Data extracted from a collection

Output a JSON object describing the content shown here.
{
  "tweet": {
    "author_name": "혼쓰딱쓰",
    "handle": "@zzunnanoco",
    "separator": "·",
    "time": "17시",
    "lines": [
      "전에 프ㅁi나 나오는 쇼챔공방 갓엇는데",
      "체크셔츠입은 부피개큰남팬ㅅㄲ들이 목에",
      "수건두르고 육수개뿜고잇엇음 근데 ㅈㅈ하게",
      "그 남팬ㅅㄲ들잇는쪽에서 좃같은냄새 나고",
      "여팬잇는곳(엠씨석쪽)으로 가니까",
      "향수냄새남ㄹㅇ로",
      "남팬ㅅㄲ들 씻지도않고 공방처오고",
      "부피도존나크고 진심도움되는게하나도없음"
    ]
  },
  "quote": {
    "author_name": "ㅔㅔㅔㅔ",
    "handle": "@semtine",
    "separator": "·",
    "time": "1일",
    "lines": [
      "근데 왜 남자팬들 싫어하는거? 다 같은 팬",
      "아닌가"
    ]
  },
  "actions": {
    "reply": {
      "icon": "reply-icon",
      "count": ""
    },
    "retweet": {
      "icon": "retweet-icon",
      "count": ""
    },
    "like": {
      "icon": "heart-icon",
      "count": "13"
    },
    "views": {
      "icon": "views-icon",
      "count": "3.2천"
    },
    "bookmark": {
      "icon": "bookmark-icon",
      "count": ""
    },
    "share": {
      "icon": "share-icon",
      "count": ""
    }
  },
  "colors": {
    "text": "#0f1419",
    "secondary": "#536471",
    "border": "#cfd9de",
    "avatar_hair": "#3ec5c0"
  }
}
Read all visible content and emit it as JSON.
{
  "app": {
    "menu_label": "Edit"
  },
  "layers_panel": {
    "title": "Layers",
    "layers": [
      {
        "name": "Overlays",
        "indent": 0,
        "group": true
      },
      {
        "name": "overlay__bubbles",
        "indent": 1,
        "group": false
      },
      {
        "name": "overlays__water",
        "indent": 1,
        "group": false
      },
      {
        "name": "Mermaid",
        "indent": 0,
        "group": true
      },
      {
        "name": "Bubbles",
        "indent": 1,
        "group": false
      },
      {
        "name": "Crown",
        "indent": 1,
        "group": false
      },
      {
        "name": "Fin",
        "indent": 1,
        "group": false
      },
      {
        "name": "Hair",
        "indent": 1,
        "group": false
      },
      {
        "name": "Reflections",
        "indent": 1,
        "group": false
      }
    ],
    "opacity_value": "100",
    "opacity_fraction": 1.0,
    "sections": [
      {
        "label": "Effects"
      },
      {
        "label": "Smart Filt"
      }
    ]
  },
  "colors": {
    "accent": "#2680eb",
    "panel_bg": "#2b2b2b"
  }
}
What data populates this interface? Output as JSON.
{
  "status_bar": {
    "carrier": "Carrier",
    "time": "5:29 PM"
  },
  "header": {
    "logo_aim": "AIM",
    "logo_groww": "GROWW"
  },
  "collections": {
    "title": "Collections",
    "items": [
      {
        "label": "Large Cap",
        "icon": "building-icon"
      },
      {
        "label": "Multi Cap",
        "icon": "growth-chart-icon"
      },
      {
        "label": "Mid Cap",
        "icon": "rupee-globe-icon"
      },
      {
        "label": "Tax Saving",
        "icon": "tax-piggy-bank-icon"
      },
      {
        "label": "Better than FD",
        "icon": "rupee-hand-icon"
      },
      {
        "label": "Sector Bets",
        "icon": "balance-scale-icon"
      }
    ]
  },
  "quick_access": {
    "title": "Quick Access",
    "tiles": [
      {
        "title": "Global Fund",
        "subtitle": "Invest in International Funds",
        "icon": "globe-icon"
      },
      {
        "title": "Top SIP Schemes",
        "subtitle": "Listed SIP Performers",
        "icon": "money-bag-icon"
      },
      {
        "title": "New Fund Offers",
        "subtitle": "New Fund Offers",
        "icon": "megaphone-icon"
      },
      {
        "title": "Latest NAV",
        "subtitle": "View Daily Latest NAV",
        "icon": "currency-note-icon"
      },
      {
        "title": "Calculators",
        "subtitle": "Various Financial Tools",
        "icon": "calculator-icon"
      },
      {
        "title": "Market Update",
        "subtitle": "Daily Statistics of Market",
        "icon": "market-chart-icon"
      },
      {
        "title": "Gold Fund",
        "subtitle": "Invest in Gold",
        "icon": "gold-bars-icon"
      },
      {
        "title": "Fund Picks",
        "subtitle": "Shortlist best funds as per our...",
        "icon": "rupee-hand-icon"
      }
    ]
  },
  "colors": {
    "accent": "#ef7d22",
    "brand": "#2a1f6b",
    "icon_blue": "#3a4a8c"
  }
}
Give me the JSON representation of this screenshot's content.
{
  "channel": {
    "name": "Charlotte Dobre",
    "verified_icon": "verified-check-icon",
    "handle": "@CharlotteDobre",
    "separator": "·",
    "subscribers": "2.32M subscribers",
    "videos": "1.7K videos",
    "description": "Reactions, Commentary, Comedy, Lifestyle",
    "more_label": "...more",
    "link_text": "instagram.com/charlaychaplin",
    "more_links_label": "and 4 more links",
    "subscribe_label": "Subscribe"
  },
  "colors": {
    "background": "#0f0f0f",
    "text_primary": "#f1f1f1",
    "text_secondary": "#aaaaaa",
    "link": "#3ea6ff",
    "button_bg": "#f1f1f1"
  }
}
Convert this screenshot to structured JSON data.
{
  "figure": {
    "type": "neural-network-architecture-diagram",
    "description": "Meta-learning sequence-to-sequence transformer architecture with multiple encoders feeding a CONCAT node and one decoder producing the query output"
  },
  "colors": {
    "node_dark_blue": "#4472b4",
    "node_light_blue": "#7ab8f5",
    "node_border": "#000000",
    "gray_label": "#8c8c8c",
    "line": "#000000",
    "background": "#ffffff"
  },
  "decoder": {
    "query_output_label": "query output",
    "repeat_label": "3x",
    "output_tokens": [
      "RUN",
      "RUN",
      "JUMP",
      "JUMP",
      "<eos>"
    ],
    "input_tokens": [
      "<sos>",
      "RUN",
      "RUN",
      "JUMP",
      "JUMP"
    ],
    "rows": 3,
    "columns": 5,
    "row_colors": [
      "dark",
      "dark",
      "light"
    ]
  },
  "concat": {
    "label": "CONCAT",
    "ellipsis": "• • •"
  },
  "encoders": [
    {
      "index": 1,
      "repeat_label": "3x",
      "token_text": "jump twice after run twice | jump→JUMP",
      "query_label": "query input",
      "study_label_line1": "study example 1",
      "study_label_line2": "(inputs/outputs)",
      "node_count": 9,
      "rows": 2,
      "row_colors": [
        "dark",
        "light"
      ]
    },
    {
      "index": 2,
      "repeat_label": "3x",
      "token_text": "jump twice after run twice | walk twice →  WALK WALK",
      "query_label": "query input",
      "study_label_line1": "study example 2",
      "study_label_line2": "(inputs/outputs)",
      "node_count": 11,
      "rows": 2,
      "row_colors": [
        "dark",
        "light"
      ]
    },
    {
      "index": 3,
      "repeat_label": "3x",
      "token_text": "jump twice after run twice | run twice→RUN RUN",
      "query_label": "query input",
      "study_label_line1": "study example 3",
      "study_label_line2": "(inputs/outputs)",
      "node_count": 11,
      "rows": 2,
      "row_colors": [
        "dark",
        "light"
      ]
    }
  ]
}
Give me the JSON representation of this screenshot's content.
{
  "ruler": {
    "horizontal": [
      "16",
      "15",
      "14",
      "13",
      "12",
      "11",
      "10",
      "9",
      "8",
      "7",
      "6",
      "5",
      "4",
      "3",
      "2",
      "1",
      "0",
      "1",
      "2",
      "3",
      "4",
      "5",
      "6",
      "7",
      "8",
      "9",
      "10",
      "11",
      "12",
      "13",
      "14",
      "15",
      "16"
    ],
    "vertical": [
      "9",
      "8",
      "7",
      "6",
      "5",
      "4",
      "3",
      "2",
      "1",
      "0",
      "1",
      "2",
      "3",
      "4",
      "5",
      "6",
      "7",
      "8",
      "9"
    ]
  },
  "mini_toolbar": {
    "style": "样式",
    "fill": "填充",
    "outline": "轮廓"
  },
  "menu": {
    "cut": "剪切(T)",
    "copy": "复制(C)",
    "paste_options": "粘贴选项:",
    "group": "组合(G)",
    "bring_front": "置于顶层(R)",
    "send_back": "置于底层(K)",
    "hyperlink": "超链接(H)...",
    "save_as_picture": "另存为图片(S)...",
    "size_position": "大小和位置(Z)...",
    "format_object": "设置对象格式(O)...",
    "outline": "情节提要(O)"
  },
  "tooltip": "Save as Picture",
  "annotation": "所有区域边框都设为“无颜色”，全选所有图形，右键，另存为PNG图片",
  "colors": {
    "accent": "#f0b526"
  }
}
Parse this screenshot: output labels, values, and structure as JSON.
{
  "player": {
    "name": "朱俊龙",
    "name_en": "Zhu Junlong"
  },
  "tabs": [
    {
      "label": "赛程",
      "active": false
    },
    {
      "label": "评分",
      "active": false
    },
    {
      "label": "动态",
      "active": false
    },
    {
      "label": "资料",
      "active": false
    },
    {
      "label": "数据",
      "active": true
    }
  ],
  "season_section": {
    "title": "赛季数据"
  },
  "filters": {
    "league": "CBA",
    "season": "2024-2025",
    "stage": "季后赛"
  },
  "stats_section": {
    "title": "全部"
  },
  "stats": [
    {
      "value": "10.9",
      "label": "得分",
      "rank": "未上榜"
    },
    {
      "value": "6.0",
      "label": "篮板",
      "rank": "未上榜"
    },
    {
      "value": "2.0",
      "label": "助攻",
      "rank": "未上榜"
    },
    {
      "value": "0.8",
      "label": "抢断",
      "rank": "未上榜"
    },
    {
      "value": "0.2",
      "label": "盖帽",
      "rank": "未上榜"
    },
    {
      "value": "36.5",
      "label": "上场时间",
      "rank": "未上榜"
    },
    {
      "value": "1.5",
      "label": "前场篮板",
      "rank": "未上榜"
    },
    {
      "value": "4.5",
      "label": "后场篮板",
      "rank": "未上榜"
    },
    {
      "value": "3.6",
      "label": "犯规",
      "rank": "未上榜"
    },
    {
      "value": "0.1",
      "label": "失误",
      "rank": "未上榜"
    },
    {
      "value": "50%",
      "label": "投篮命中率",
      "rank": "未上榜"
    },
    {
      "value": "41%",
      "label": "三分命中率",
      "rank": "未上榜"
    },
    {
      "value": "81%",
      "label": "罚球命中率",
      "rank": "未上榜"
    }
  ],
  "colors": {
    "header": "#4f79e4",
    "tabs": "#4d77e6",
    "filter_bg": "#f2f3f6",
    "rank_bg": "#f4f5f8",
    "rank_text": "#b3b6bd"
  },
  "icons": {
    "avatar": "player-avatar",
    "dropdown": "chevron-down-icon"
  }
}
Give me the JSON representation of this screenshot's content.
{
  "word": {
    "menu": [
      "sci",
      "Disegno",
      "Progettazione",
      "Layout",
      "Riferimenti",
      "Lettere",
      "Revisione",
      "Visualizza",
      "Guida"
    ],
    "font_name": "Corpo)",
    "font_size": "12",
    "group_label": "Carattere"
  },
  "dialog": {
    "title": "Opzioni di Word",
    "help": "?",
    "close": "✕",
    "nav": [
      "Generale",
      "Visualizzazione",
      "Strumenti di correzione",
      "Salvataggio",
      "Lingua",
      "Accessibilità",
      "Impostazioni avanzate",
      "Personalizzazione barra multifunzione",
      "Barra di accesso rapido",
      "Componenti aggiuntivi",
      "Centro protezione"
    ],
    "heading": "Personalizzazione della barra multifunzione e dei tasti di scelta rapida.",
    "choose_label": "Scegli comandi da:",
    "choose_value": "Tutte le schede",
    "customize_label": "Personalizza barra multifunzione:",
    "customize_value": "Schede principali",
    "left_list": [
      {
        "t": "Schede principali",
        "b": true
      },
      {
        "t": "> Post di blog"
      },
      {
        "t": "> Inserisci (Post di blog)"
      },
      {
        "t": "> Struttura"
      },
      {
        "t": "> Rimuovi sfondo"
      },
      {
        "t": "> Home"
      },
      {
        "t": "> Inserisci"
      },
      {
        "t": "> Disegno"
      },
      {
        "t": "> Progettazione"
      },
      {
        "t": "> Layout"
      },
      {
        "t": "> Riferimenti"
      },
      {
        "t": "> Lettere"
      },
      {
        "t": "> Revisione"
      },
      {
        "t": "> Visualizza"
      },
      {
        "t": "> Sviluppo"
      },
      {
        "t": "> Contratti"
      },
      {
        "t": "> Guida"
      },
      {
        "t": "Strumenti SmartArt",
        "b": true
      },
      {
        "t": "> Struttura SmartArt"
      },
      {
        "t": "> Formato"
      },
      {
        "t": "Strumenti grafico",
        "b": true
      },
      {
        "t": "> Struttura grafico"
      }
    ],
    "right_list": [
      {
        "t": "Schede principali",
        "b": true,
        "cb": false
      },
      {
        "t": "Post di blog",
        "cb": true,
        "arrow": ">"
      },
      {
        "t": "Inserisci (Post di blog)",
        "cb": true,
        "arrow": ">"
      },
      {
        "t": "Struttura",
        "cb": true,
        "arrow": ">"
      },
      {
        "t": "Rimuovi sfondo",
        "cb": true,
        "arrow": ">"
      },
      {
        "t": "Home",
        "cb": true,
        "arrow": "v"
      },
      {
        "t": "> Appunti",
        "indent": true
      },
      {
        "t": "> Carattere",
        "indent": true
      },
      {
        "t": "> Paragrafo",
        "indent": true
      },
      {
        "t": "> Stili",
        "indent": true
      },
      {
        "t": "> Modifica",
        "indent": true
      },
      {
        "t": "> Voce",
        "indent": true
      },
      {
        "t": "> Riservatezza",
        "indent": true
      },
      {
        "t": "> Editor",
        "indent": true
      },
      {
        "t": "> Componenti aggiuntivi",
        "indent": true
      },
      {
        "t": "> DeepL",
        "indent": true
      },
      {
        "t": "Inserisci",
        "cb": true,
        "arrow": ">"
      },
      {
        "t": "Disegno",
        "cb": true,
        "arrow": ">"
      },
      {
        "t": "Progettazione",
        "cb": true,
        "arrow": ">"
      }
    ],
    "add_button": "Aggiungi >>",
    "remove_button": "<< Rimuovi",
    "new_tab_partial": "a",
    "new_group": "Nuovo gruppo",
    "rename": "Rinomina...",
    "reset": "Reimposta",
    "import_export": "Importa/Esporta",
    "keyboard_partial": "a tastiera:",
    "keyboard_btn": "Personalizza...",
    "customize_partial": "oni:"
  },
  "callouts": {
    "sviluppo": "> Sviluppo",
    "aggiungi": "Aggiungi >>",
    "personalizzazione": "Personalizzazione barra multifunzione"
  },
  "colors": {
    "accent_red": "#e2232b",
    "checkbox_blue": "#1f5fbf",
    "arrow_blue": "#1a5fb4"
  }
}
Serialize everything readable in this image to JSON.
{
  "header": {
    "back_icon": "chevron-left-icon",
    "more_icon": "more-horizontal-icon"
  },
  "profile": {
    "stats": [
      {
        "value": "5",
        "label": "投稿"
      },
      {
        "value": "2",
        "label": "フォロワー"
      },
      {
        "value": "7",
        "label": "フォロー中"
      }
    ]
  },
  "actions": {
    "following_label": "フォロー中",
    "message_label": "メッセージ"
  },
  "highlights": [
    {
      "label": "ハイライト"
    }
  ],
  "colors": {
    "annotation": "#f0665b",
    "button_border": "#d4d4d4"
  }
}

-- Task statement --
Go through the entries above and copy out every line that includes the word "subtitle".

-- Solution for this exercise --
        "subtitle": "Invest in International Funds",
        "subtitle": "Listed SIP Performers",
        "subtitle": "New Fund Offers",
        "subtitle": "View Daily Latest NAV",
        "subtitle": "Various Financial Tools",
        "subtitle": "Daily Statistics of Market",
        "subtitle": "Invest in Gold",
        "subtitle": "Shortlist best funds as per our...",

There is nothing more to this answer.